[Entries from a dataset of interfaces]
Segment Open
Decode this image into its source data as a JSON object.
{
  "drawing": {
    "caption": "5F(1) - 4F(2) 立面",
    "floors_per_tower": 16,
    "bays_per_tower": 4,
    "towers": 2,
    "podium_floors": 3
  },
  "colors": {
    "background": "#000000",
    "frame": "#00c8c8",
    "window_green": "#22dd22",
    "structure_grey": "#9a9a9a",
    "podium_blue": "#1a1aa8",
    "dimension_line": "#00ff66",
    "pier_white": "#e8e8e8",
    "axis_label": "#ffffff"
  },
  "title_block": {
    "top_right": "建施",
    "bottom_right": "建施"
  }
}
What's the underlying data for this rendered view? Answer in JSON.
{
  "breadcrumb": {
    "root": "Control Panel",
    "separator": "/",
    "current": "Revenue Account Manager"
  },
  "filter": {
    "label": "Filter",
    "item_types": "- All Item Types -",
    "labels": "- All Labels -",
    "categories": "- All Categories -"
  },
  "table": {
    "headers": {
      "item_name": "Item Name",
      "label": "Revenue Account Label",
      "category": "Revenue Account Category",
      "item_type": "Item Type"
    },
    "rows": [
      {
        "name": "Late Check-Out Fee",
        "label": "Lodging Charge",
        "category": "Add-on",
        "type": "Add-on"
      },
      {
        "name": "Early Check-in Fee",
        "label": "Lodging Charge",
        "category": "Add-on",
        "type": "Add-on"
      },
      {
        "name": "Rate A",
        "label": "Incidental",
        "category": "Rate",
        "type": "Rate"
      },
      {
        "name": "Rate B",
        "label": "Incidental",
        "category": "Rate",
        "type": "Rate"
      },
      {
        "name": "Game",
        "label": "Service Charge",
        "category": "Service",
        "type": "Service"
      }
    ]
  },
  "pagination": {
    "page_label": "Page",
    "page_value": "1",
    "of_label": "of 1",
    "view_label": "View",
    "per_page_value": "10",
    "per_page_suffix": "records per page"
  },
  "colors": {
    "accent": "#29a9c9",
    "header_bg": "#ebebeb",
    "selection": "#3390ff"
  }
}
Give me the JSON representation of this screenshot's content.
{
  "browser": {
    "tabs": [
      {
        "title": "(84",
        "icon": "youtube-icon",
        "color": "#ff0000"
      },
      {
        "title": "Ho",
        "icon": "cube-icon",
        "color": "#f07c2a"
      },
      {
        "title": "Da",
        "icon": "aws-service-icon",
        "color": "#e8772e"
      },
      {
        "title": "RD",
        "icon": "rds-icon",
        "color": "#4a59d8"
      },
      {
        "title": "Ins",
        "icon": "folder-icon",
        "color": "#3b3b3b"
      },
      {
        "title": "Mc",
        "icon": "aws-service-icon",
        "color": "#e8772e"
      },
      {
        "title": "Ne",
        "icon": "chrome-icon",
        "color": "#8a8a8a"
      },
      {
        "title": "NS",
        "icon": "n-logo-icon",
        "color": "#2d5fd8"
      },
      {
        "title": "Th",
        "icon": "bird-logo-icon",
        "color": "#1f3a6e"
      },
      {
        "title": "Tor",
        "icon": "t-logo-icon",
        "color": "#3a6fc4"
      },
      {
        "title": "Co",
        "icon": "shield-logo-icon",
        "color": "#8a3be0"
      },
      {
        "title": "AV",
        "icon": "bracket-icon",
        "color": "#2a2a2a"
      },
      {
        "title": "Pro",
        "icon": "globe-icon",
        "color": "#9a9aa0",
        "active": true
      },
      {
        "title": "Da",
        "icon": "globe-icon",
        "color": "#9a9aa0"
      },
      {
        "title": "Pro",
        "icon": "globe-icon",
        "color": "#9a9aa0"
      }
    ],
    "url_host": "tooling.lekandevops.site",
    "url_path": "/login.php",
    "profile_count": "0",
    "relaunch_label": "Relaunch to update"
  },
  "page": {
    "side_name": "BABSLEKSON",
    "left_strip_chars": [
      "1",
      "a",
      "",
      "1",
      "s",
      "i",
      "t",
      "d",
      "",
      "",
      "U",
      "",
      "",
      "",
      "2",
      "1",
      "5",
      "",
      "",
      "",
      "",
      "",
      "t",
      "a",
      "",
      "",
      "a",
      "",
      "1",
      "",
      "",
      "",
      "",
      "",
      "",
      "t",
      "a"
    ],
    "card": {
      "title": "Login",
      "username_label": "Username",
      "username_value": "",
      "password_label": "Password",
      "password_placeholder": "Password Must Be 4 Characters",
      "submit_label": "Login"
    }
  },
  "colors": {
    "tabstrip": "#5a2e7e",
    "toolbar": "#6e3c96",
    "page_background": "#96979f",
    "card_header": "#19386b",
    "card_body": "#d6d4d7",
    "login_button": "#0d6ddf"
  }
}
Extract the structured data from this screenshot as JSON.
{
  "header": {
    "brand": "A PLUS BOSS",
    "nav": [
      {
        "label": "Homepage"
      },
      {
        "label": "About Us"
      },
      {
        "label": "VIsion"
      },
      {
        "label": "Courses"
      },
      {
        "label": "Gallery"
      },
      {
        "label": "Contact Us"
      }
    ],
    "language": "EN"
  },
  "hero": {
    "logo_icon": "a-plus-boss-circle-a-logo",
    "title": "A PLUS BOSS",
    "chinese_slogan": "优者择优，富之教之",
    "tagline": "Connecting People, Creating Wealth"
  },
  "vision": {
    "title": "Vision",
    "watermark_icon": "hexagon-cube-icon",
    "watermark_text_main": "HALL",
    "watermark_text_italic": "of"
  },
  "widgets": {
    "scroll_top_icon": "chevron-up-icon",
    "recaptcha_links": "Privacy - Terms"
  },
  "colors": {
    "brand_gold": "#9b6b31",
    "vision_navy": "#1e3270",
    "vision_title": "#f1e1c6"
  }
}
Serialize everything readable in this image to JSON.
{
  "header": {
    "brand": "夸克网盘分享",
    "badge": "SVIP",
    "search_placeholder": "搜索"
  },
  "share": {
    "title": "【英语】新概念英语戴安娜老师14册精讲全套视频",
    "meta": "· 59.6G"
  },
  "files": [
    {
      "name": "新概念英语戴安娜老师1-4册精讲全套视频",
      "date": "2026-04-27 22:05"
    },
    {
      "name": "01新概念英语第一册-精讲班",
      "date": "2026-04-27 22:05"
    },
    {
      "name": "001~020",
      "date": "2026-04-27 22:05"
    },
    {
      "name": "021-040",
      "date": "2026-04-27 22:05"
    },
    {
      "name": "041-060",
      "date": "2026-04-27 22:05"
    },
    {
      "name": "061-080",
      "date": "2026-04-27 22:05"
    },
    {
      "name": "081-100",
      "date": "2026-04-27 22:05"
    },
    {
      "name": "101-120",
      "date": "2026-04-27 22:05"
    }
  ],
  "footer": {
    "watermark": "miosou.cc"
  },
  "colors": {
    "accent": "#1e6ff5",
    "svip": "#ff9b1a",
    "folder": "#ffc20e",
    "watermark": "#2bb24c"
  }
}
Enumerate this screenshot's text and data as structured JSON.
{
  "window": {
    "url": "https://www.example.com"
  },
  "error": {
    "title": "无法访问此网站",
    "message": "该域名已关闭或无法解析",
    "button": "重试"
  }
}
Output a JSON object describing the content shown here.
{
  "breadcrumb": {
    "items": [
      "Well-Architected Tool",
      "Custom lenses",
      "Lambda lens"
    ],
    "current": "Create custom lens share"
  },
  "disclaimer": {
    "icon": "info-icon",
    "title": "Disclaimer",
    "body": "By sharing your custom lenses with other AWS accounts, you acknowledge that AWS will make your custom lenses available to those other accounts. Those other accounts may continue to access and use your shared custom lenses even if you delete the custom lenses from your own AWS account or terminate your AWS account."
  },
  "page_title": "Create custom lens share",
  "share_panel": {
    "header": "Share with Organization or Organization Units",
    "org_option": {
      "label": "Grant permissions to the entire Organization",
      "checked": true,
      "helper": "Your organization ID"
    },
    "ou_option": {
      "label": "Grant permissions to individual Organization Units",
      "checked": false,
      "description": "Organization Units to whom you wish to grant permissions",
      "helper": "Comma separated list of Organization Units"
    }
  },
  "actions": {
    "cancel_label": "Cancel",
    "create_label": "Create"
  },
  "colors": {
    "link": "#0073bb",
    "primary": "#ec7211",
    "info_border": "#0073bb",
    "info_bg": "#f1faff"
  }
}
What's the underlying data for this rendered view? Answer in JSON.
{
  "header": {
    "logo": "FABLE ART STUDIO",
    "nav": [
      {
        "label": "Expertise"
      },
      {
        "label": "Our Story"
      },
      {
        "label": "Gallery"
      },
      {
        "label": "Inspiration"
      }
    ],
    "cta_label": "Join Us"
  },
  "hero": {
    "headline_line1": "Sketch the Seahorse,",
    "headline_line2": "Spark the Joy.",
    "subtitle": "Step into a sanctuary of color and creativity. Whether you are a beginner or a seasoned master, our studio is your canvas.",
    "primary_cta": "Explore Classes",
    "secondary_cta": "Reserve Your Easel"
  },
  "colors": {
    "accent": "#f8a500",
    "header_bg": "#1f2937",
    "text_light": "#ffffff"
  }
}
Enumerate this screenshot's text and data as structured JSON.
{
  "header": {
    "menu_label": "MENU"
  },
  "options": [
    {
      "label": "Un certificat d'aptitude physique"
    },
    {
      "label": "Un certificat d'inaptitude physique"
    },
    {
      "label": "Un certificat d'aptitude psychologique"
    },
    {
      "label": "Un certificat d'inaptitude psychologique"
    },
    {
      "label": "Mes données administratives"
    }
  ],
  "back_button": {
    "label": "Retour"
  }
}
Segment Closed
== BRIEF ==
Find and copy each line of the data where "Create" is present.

== RESULT OF THE TASK ==
    "current": "Create custom lens share"
  "page_title": "Create custom lens share",
    "create_label": "Create"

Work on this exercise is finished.